Living Modified Organism (LMO)

Decisions on the LMO Risk Assessments  
published: 11 Jun 2008 last updated: 26 Jan 2015
Living Modified Organism identity
The image below identifies the LMO through its unique identifier, trade name and a link to this page of the BCH. Click on it to download a larger image on your computer. For help on how to use it go to the LMO quick-links page.
Roundup Ready™ wheat
MON71800 wheat was modified to introduce the EPSPS gene, isolated from Agrobacterium tumefaciens strain CP4, to confer tolerance to the herbicide glyphosate.

NOTE: This LMO was formerly referred to with the MON-718ØØ-3.
The term “Recipient organism” refers to an organism (either already modified or non-modified) that was subjected to genetic modification, whereas “Parental organisms” refers to those that were involved in cross breeding or cell fusion.
Spring wheat variety ‘Bobwhite’
Characteristics of the modification process
  • Agrobacterium-mediated DNA transfer
Some of these genetic elements may be present as fragments or truncated forms. Please see notes below, where applicable.
Wheat MON71800 contains two copies of cp4 epsps derived from the bacterium Agrobacterium tumefaciens sp. strain CP4.
LMO characteristics
  • Food
  • Feed
Detection method(s)
Additional Information
Roundup Ready® wheat (MON 71800) was developed to allow the use of glyphosate, the active ingredient in the herbicide Roundup®, as a weed control option in spring wheat production. This genetically engineered spring wheat contains a novel form of the plant enzyme 5-enolpyruvylshikimate-3-phosphate synthase (EPSPS) that allows MON 71800 to survive an otherwise lethal application of glyphosate. The EPSPS gene introduced into MON 71800 was isolated from a strain of the common soil bacterium Agrobacterium tumefaciens strain CP4, and the novel form of the EPSPS enzyme produced by this gene is tolerant to glyphosate.

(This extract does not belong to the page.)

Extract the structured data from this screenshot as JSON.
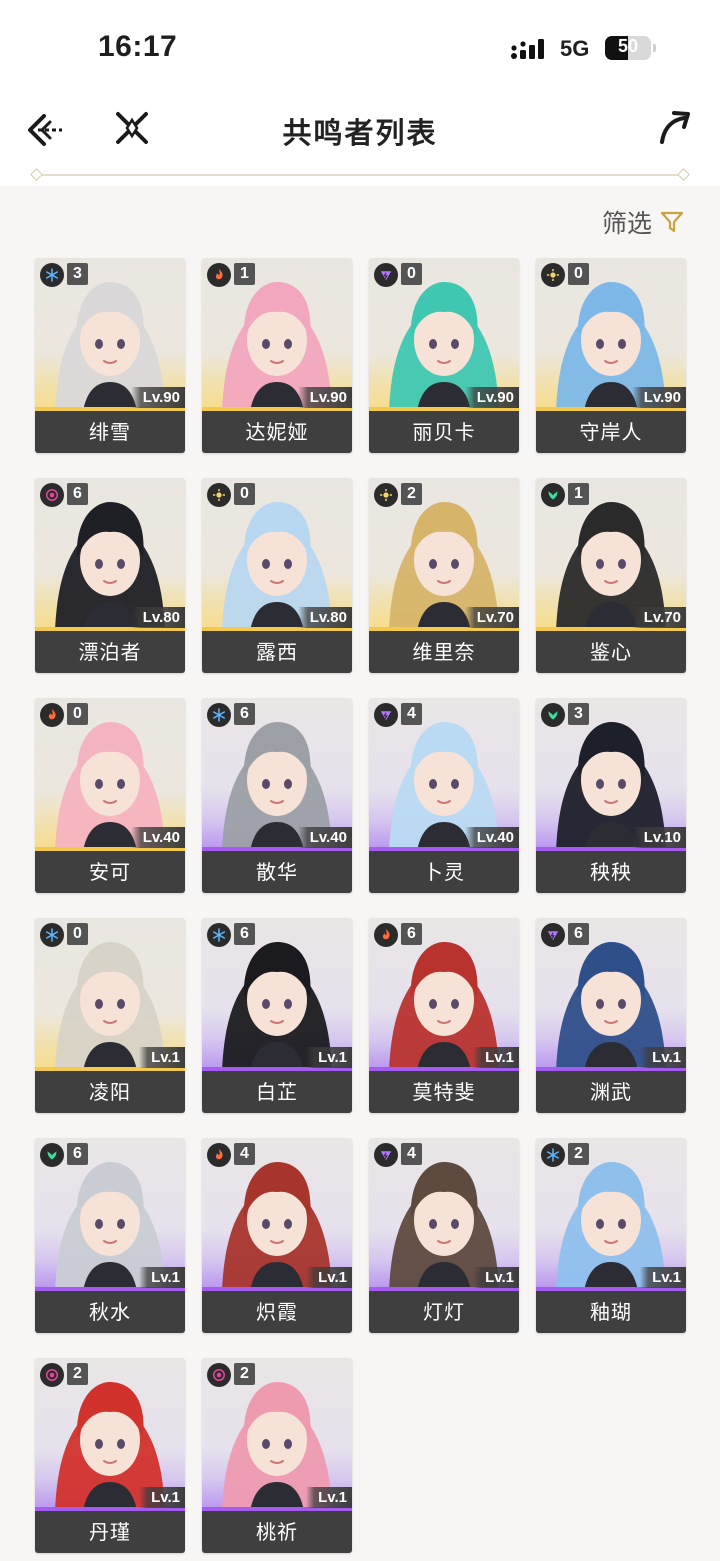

The EPSPS enzyme is part of the shikimate pathway, an important biochemical pathway in plants involved in the production of aromatic amino acids and other aromatic compounds. When conventional plants are treated with glyphosate, the plants cannot produce the aromatic amino acids needed for growth and survival. EPSPS is present in all plants, bacteria, and fungi. It is not present in animals, since these organisms are unable to synthesize their own aromatic amino acids. Because the aromatic amino acid pathway is not present in mammals, birds, or aquatic life forms, glyphosate has little, if any, toxicity for these organisms. The EPSPS enzyme is naturally present in foods derived from plant and microbial sources. MON 71800 was developed by introducing two CP4 EPSPS genes into the spring wheat variety ‘Bobwhite’ using Agrobacterium-mediated transformation.

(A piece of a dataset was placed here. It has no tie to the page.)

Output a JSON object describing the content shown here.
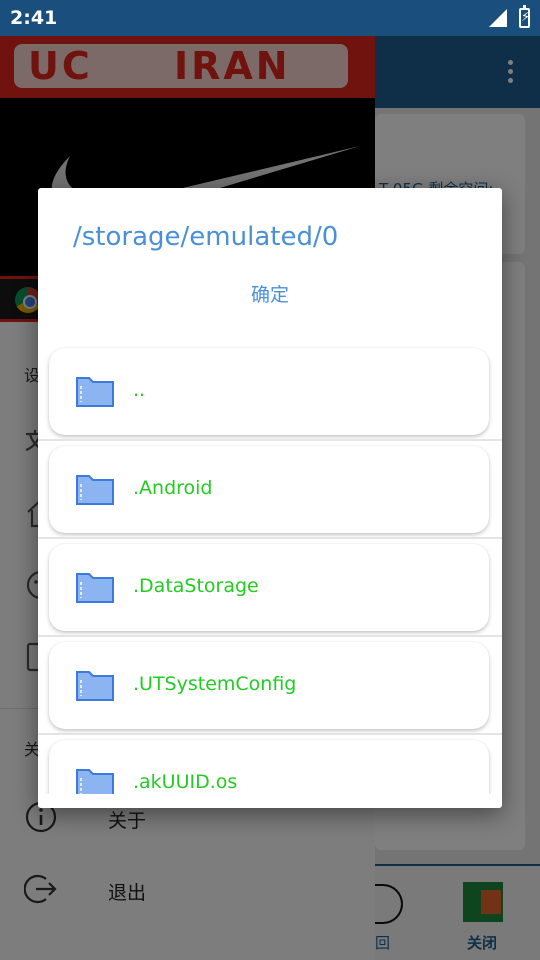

The food and livestock safety of MON 71800 wheat was based on the safety assessment of the CP4 EPSPS protein and the level of expression of the protein in the grain. The CP4 EPSPS proteins constitutes a small amount of the total protein in MON 71800 so there is little dietary exposure. The lack of toxicity or allergenicity of CP4 EPSPS was demonstrated from the results of laboratory and safety studies. The nutritional equivalence and wholesomeness of MON 71800 wheat compared to conventional wheat was demonstrated by the analysis of key nutrients in the grain including proximates (e.g., crude protein, crude fat, crude fibre, ash, moisture), total dietary fibre, sugars, starch, amino acid and fatty acid composition, B vitamins and vitamin E, minerals, as well the composition in the anti-nutrient phytic acid.